US Senator John McCain pledged to support efforts to bring democracy to Myanmar in talks on Thursday with opposition leader Aung San Suu Kyi during a visit to assess the new political landscape. The senior Republican’s visit comes as President Barack Obama, who beat McCain in the 2008 White House race, pursues greater engagement with the nation, whose junta recently handed power to a nominally civilian government.
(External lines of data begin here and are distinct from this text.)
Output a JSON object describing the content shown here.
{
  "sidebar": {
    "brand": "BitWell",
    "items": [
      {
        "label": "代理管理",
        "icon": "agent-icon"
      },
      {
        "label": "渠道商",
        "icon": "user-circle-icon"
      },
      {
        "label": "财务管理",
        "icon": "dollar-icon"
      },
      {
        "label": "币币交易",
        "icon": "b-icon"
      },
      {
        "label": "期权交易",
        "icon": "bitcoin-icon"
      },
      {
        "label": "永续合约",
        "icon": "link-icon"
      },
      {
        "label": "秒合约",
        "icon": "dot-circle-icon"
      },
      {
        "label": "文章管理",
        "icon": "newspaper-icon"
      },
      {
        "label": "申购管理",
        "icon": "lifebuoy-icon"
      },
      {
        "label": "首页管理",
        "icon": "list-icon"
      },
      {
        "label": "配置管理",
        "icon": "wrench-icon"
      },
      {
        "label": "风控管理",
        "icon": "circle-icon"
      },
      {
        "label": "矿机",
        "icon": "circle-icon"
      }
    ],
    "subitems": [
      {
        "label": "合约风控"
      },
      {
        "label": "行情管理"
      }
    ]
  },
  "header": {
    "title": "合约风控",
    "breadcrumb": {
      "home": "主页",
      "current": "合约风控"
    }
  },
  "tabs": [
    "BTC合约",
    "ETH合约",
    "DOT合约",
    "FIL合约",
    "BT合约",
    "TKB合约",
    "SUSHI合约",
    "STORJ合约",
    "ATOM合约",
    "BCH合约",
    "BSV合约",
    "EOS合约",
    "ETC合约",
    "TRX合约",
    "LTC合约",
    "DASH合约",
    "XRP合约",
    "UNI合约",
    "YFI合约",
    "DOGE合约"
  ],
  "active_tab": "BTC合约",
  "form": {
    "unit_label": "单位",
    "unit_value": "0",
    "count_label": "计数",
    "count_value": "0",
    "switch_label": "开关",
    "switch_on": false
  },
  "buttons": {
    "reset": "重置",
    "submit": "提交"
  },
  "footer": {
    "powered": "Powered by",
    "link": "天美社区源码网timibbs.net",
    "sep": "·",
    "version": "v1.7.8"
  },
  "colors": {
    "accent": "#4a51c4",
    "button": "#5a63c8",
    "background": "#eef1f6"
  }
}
“Mr McCain said they (the US) will always help and support Myanmar democracy. We are also satisfied with the meeting with him,” Suu Kyi told reporters after the pair met for about one hour at her lakeside mansion. Suu Kyi was released from house arrest in November shortly after the junta held the first election in 20 years. The vote, which was won by the military’s political proxies, was marred by widespread complaints of cheating and intimidation. The US senator has described Suu Kyi as “my inspiration” and wrote in the guestbook at her party’s headquarters: “Thank you for unwavering support for ‘the Lady’,” as she is widely known in Myanmar, also known as Burma.
On Wednesday McCain, the ranking Republican on the Senate Armed Services Committee, met with Vice President Tin Aung Myint Oo and Foreign Minister Wunna Maung Lwin in the capital Naypyidaw, according to state media. They “exchanged views on promotion of bilateral ties and cooperation between the two countries,” the New Light of Myanmar reported. He also met on Thursday with senior figures of Suu Kyi’s National League for Democracy (NLD) party, as well as a small group of recently released political prisoners and people infected with HIV.